*EXERCISE DETAILS*:
Indicate, with the number alone, how many lines in the listing below hold the string "Windows".

-- DATA SHOWN follows --

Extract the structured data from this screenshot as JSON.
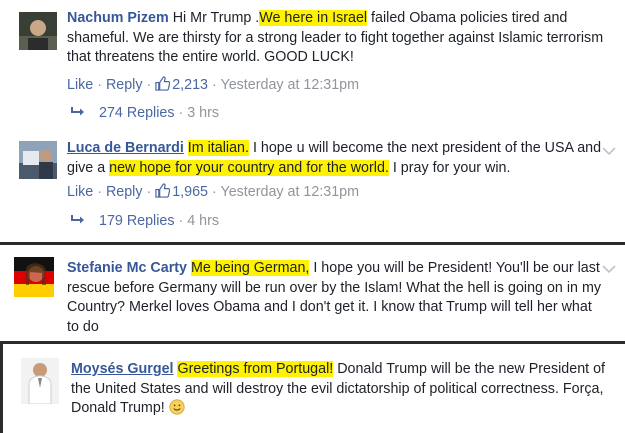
{
  "comments": [
    {
      "name": "Nachum Pizem",
      "segments": [
        {
          "t": "Hi Mr Trump .",
          "hl": false
        },
        {
          "t": "We here in Israel",
          "hl": true
        },
        {
          "t": " failed Obama policies tired and shameful. We are thirsty for a strong leader to fight together against Islamic terrorism that threatens the entire world. GOOD LUCK!",
          "hl": false
        }
      ],
      "like_label": "Like",
      "reply_label": "Reply",
      "like_count": "2,213",
      "timestamp": "Yesterday at 12:31pm",
      "replies_label": "274 Replies",
      "replies_time": "3 hrs"
    },
    {
      "name": "Luca de Bernardi",
      "segments": [
        {
          "t": "Im italian.",
          "hl": true
        },
        {
          "t": " I hope u will become the next president of the USA and give a ",
          "hl": false
        },
        {
          "t": "new hope for your country and for the world.",
          "hl": true
        },
        {
          "t": " I pray for your win.",
          "hl": false
        }
      ],
      "like_label": "Like",
      "reply_label": "Reply",
      "like_count": "1,965",
      "timestamp": "Yesterday at 12:31pm",
      "replies_label": "179 Replies",
      "replies_time": "4 hrs"
    },
    {
      "name": "Stefanie Mc Carty",
      "segments": [
        {
          "t": "Me being German,",
          "hl": true
        },
        {
          "t": " I hope you will be President! You'll be our last rescue before Germany will be run over by the Islam! What the hell is going on in my Country? Merkel loves Obama and I don't get it. I know that Trump will tell her what to do",
          "hl": false
        }
      ]
    },
    {
      "name": "Moysés Gurgel",
      "segments": [
        {
          "t": "Greetings from Portugal!",
          "hl": true
        },
        {
          "t": " Donald Trump will be the new President of the United States and will destroy the evil dictatorship of political correctness. Força, Donald Trump! ",
          "hl": false
        }
      ]
    }
  ],
  "icons": {
    "thumbs_up": "thumbs-up-icon",
    "reply_arrow": "reply-arrow-icon",
    "chevron": "chevron-down-icon",
    "smiley": "smiley-emoji-icon"
  },
  "colors": {
    "highlight": "#fff200",
    "name": "#365899",
    "link": "#4b67a1",
    "meta": "#90949c",
    "text": "#1d2129",
    "separator": "#2b2b2b"
  }
}
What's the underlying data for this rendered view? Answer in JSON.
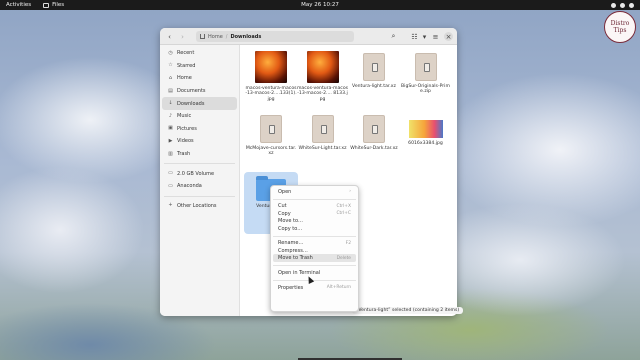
{
  "topbar": {
    "activities": "Activities",
    "app_name": "Files",
    "clock": "May 26  10:27"
  },
  "logo": {
    "line1": "Distro",
    "line2": "Tips"
  },
  "window": {
    "path": {
      "home": "Home",
      "current": "Downloads"
    }
  },
  "sidebar": {
    "items": [
      {
        "label": "Recent",
        "icon": "clock-icon"
      },
      {
        "label": "Starred",
        "icon": "star-icon"
      },
      {
        "label": "Home",
        "icon": "home-icon"
      },
      {
        "label": "Documents",
        "icon": "document-icon"
      },
      {
        "label": "Downloads",
        "icon": "download-icon"
      },
      {
        "label": "Music",
        "icon": "music-icon"
      },
      {
        "label": "Pictures",
        "icon": "picture-icon"
      },
      {
        "label": "Videos",
        "icon": "video-icon"
      },
      {
        "label": "Trash",
        "icon": "trash-icon"
      }
    ],
    "devices": [
      {
        "label": "2.0 GB Volume",
        "icon": "drive-icon"
      },
      {
        "label": "Anaconda",
        "icon": "drive-icon"
      }
    ],
    "other": {
      "label": "Other Locations",
      "icon": "plus-icon"
    }
  },
  "files": [
    {
      "name": "macos-ventura-macos-13-macos-2....133(1).jpg",
      "kind": "img-ventura"
    },
    {
      "name": "macos-ventura-macos-13-macos-2.... 8133.jpg",
      "kind": "img-ventura"
    },
    {
      "name": "Ventura-light.tar.xz",
      "kind": "archive"
    },
    {
      "name": "BigSur-Originals-Prime.zip",
      "kind": "archive"
    },
    {
      "name": "McMojave-cursors.tar.xz",
      "kind": "archive"
    },
    {
      "name": "WhiteSur-Light.tar.xz",
      "kind": "archive"
    },
    {
      "name": "WhiteSur-Dark.tar.xz",
      "kind": "archive"
    },
    {
      "name": "6016x3384.jpg",
      "kind": "img-wide"
    },
    {
      "name": "Ventura-light",
      "kind": "folder"
    }
  ],
  "status": "“Ventura-light” selected (containing 2 items)",
  "context_menu": {
    "groups": [
      [
        {
          "label": "Open",
          "accel": "›"
        }
      ],
      [
        {
          "label": "Cut",
          "accel": "Ctrl+X"
        },
        {
          "label": "Copy",
          "accel": "Ctrl+C"
        },
        {
          "label": "Move to…",
          "accel": ""
        },
        {
          "label": "Copy to…",
          "accel": ""
        }
      ],
      [
        {
          "label": "Rename…",
          "accel": "F2"
        },
        {
          "label": "Compress…",
          "accel": ""
        },
        {
          "label": "Move to Trash",
          "accel": "Delete"
        }
      ],
      [
        {
          "label": "Open in Terminal",
          "accel": ""
        }
      ],
      [
        {
          "label": "Properties",
          "accel": "Alt+Return"
        }
      ]
    ],
    "hovered": "Move to Trash"
  }
}
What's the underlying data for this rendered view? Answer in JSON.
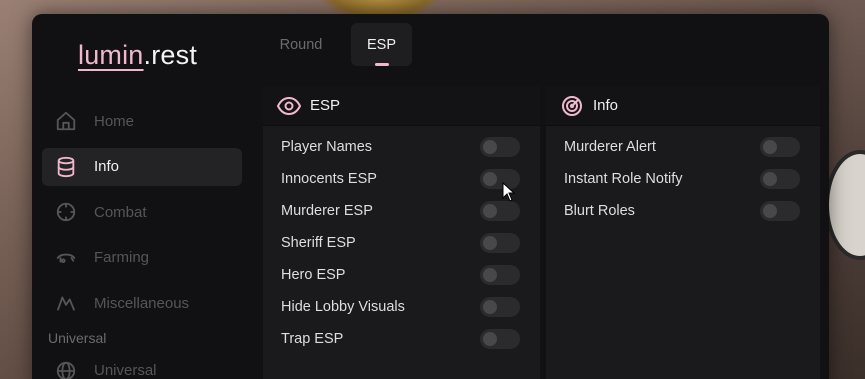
{
  "app": {
    "logo_accent": "lumin",
    "logo_rest": ".rest"
  },
  "tabs": [
    {
      "label": "Round",
      "active": false
    },
    {
      "label": "ESP",
      "active": true
    }
  ],
  "sidebar": {
    "items": [
      {
        "label": "Home",
        "icon": "home-icon",
        "active": false
      },
      {
        "label": "Info",
        "icon": "database-icon",
        "active": true
      },
      {
        "label": "Combat",
        "icon": "crosshair-icon",
        "active": false
      },
      {
        "label": "Farming",
        "icon": "farming-icon",
        "active": false
      },
      {
        "label": "Miscellaneous",
        "icon": "mountain-icon",
        "active": false
      }
    ],
    "section_label": "Universal",
    "section_items": [
      {
        "label": "Universal",
        "icon": "globe-icon",
        "active": false
      }
    ]
  },
  "panels": {
    "esp": {
      "title": "ESP",
      "icon": "eye-icon",
      "rows": [
        {
          "label": "Player Names",
          "enabled": false
        },
        {
          "label": "Innocents ESP",
          "enabled": false
        },
        {
          "label": "Murderer ESP",
          "enabled": false
        },
        {
          "label": "Sheriff ESP",
          "enabled": false
        },
        {
          "label": "Hero ESP",
          "enabled": false
        },
        {
          "label": "Hide Lobby Visuals",
          "enabled": false
        },
        {
          "label": "Trap ESP",
          "enabled": false
        }
      ]
    },
    "info": {
      "title": "Info",
      "icon": "radar-icon",
      "rows": [
        {
          "label": "Murderer Alert",
          "enabled": false
        },
        {
          "label": "Instant Role Notify",
          "enabled": false
        },
        {
          "label": "Blurt Roles",
          "enabled": false
        }
      ]
    }
  },
  "colors": {
    "accent": "#f1b8cc",
    "window_bg": "#111113",
    "active_item_bg": "#232326"
  }
}
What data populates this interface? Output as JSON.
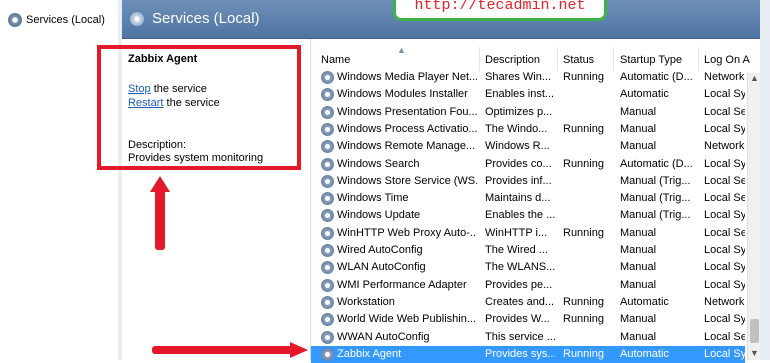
{
  "tree": {
    "item_label": "Services (Local)"
  },
  "header": {
    "title": "Services (Local)"
  },
  "watermark": {
    "url": "http://tecadmin.net"
  },
  "details": {
    "service_name": "Zabbix Agent",
    "stop_link": "Stop",
    "stop_rest": " the service",
    "restart_link": "Restart",
    "restart_rest": " the service",
    "description_label": "Description:",
    "description_text": "Provides system monitoring"
  },
  "columns": {
    "name": "Name",
    "description": "Description",
    "status": "Status",
    "startup_type": "Startup Type",
    "log_on_as": "Log On A"
  },
  "services": [
    {
      "name": "Windows Media Player Net...",
      "description": "Shares Win...",
      "status": "Running",
      "startup": "Automatic (D...",
      "logon": "Network"
    },
    {
      "name": "Windows Modules Installer",
      "description": "Enables inst...",
      "status": "",
      "startup": "Automatic",
      "logon": "Local Sys"
    },
    {
      "name": "Windows Presentation Fou...",
      "description": "Optimizes p...",
      "status": "",
      "startup": "Manual",
      "logon": "Local Ser"
    },
    {
      "name": "Windows Process Activatio...",
      "description": "The Windo...",
      "status": "Running",
      "startup": "Manual",
      "logon": "Local Sys"
    },
    {
      "name": "Windows Remote Manage...",
      "description": "Windows R...",
      "status": "",
      "startup": "Manual",
      "logon": "Network"
    },
    {
      "name": "Windows Search",
      "description": "Provides co...",
      "status": "Running",
      "startup": "Automatic (D...",
      "logon": "Local Sys"
    },
    {
      "name": "Windows Store Service (WS...",
      "description": "Provides inf...",
      "status": "",
      "startup": "Manual (Trig...",
      "logon": "Local Ser"
    },
    {
      "name": "Windows Time",
      "description": "Maintains d...",
      "status": "",
      "startup": "Manual (Trig...",
      "logon": "Local Ser"
    },
    {
      "name": "Windows Update",
      "description": "Enables the ...",
      "status": "",
      "startup": "Manual (Trig...",
      "logon": "Local Sys"
    },
    {
      "name": "WinHTTP Web Proxy Auto-...",
      "description": "WinHTTP i...",
      "status": "Running",
      "startup": "Manual",
      "logon": "Local Ser"
    },
    {
      "name": "Wired AutoConfig",
      "description": "The Wired ...",
      "status": "",
      "startup": "Manual",
      "logon": "Local Sys"
    },
    {
      "name": "WLAN AutoConfig",
      "description": "The WLANS...",
      "status": "",
      "startup": "Manual",
      "logon": "Local Sys"
    },
    {
      "name": "WMI Performance Adapter",
      "description": "Provides pe...",
      "status": "",
      "startup": "Manual",
      "logon": "Local Sys"
    },
    {
      "name": "Workstation",
      "description": "Creates and...",
      "status": "Running",
      "startup": "Automatic",
      "logon": "Network"
    },
    {
      "name": "World Wide Web Publishin...",
      "description": "Provides W...",
      "status": "Running",
      "startup": "Manual",
      "logon": "Local Sys"
    },
    {
      "name": "WWAN AutoConfig",
      "description": "This service ...",
      "status": "",
      "startup": "Manual",
      "logon": "Local Ser"
    },
    {
      "name": "Zabbix Agent",
      "description": "Provides sys...",
      "status": "Running",
      "startup": "Automatic",
      "logon": "Local Sys",
      "selected": true
    }
  ],
  "colors": {
    "selection": "#3399ff",
    "annotation_red": "#e3192a",
    "watermark_green": "#3db24a",
    "link": "#1a5fb4"
  }
}
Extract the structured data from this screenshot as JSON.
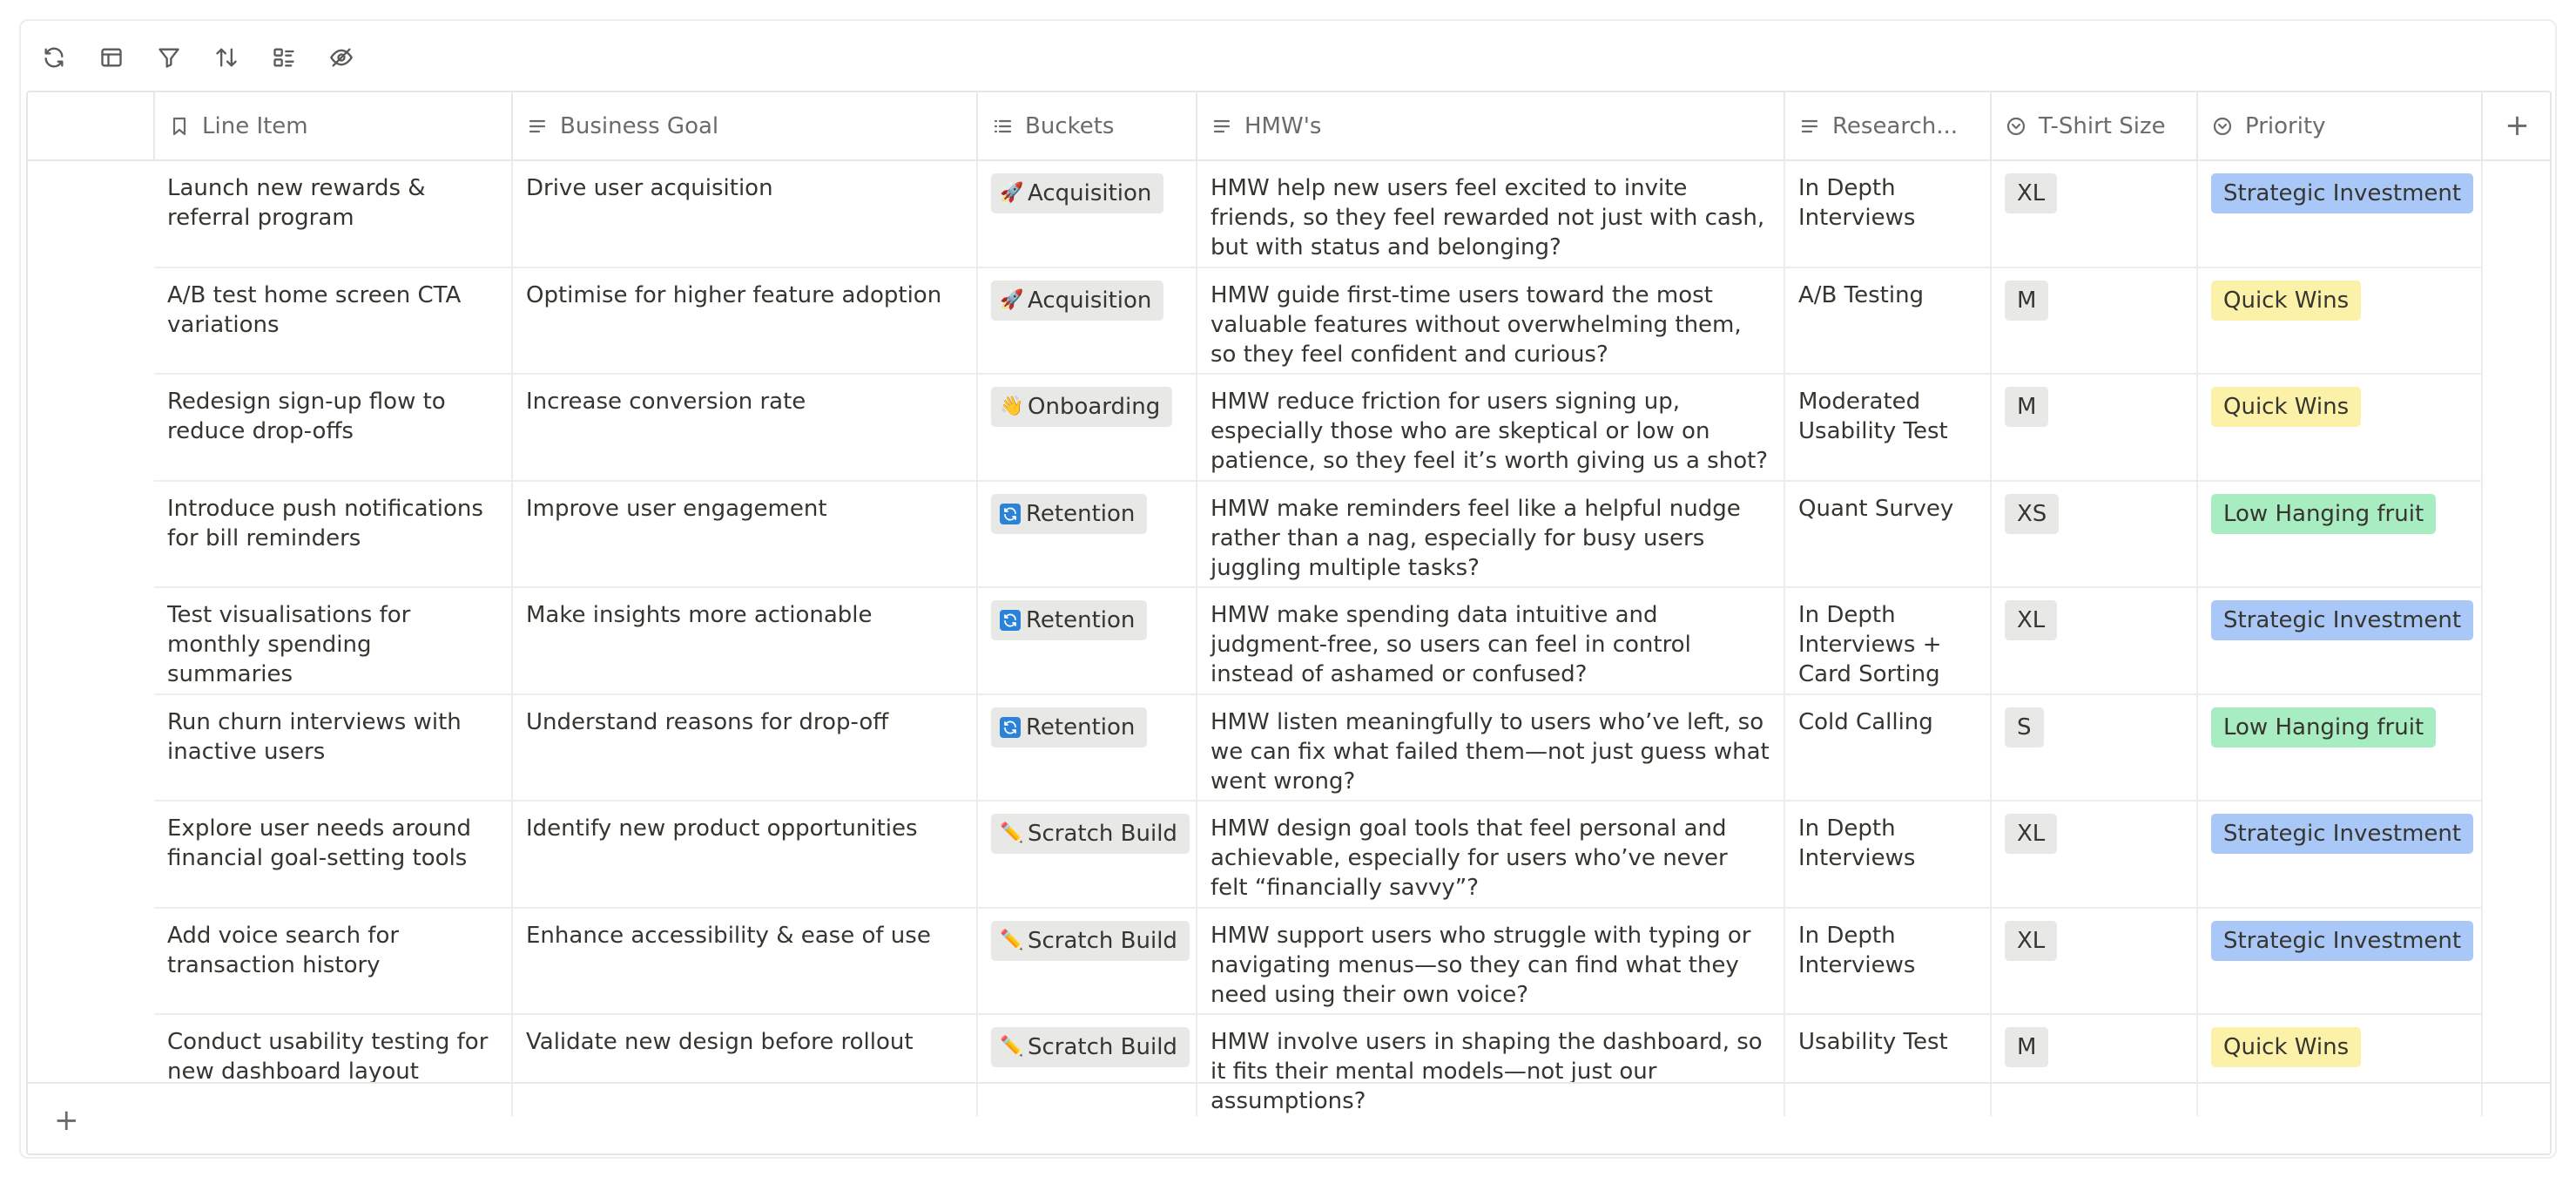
{
  "columns": [
    {
      "key": "line_item",
      "label": "Line Item",
      "icon": "bookmark-icon"
    },
    {
      "key": "business_goal",
      "label": "Business Goal",
      "icon": "text-lines-icon"
    },
    {
      "key": "buckets",
      "label": "Buckets",
      "icon": "list-icon"
    },
    {
      "key": "hmw",
      "label": "HMW's",
      "icon": "text-lines-icon"
    },
    {
      "key": "research",
      "label": "Research...",
      "icon": "text-lines-icon"
    },
    {
      "key": "tshirt",
      "label": "T-Shirt Size",
      "icon": "select-icon"
    },
    {
      "key": "priority",
      "label": "Priority",
      "icon": "select-icon"
    }
  ],
  "colors": {
    "priority": {
      "Strategic Investment": "#a9c8f7",
      "Quick Wins": "#fbf1a9",
      "Low Hanging fruit": "#a8ecc1"
    },
    "bucket_bg": "#e8e8e6"
  },
  "bucket_icons": {
    "Acquisition": "🚀",
    "Onboarding": "👋",
    "Retention": "retention-icon",
    "Scratch Build": "✏️"
  },
  "rows": [
    {
      "line_item": "Launch new rewards & referral program",
      "business_goal": "Drive user acquisition",
      "bucket": "Acquisition",
      "hmw": "HMW help new users feel excited to invite friends, so they feel rewarded not just with cash, but with status and belonging?",
      "research": "In Depth Interviews",
      "tshirt": "XL",
      "priority": "Strategic Investment"
    },
    {
      "line_item": "A/B test home screen CTA variations",
      "business_goal": "Optimise for higher feature adoption",
      "bucket": "Acquisition",
      "hmw": "HMW guide first-time users toward the most valuable features without overwhelming them, so they feel confident and curious?",
      "research": "A/B Testing",
      "tshirt": "M",
      "priority": "Quick Wins"
    },
    {
      "line_item": "Redesign sign-up flow to reduce drop-offs",
      "business_goal": "Increase conversion rate",
      "bucket": "Onboarding",
      "hmw": "HMW reduce friction for users signing up, especially those who are skeptical or low on patience, so they feel it’s worth giving us a shot?",
      "research": "Moderated Usability Test",
      "tshirt": "M",
      "priority": "Quick Wins"
    },
    {
      "line_item": "Introduce push notifications for bill reminders",
      "business_goal": "Improve user engagement",
      "bucket": "Retention",
      "hmw": "HMW make reminders feel like a helpful nudge rather than a nag, especially for busy users juggling multiple tasks?",
      "research": "Quant Survey",
      "tshirt": "XS",
      "priority": "Low Hanging fruit"
    },
    {
      "line_item": "Test visualisations for monthly spending summaries",
      "business_goal": "Make insights more actionable",
      "bucket": "Retention",
      "hmw": "HMW make spending data intuitive and judgment-free, so users can feel in control instead of ashamed or confused?",
      "research": "In Depth Interviews + Card Sorting",
      "tshirt": "XL",
      "priority": "Strategic Investment"
    },
    {
      "line_item": "Run churn interviews with inactive users",
      "business_goal": "Understand reasons for drop-off",
      "bucket": "Retention",
      "hmw": "HMW listen meaningfully to users who’ve left, so we can fix what failed them—not just guess what went wrong?",
      "research": "Cold Calling",
      "tshirt": "S",
      "priority": "Low Hanging fruit"
    },
    {
      "line_item": "Explore user needs around financial goal-setting tools",
      "business_goal": "Identify new product opportunities",
      "bucket": "Scratch Build",
      "hmw": "HMW design goal tools that feel personal and achievable, especially for users who’ve never felt “financially savvy”?",
      "research": "In Depth Interviews",
      "tshirt": "XL",
      "priority": "Strategic Investment"
    },
    {
      "line_item": "Add voice search for transaction history",
      "business_goal": "Enhance accessibility & ease of use",
      "bucket": "Scratch Build",
      "hmw": "HMW support users who struggle with typing or navigating menus—so they can find what they need using their own voice?",
      "research": "In Depth Interviews",
      "tshirt": "XL",
      "priority": "Strategic Investment"
    },
    {
      "line_item": "Conduct usability testing for new dashboard layout",
      "business_goal": "Validate new design before rollout",
      "bucket": "Scratch Build",
      "hmw": "HMW involve users in shaping the dashboard, so it fits their mental models—not just our assumptions?",
      "research": "Usability Test",
      "tshirt": "M",
      "priority": "Quick Wins"
    }
  ],
  "toolbar": {
    "icons": [
      "refresh-icon",
      "layout-icon",
      "filter-icon",
      "sort-icon",
      "group-icon",
      "hide-fields-icon"
    ]
  },
  "add_column_label": "+",
  "add_row_label": "+"
}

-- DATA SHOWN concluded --

*EXPECTED ANSWER*:
10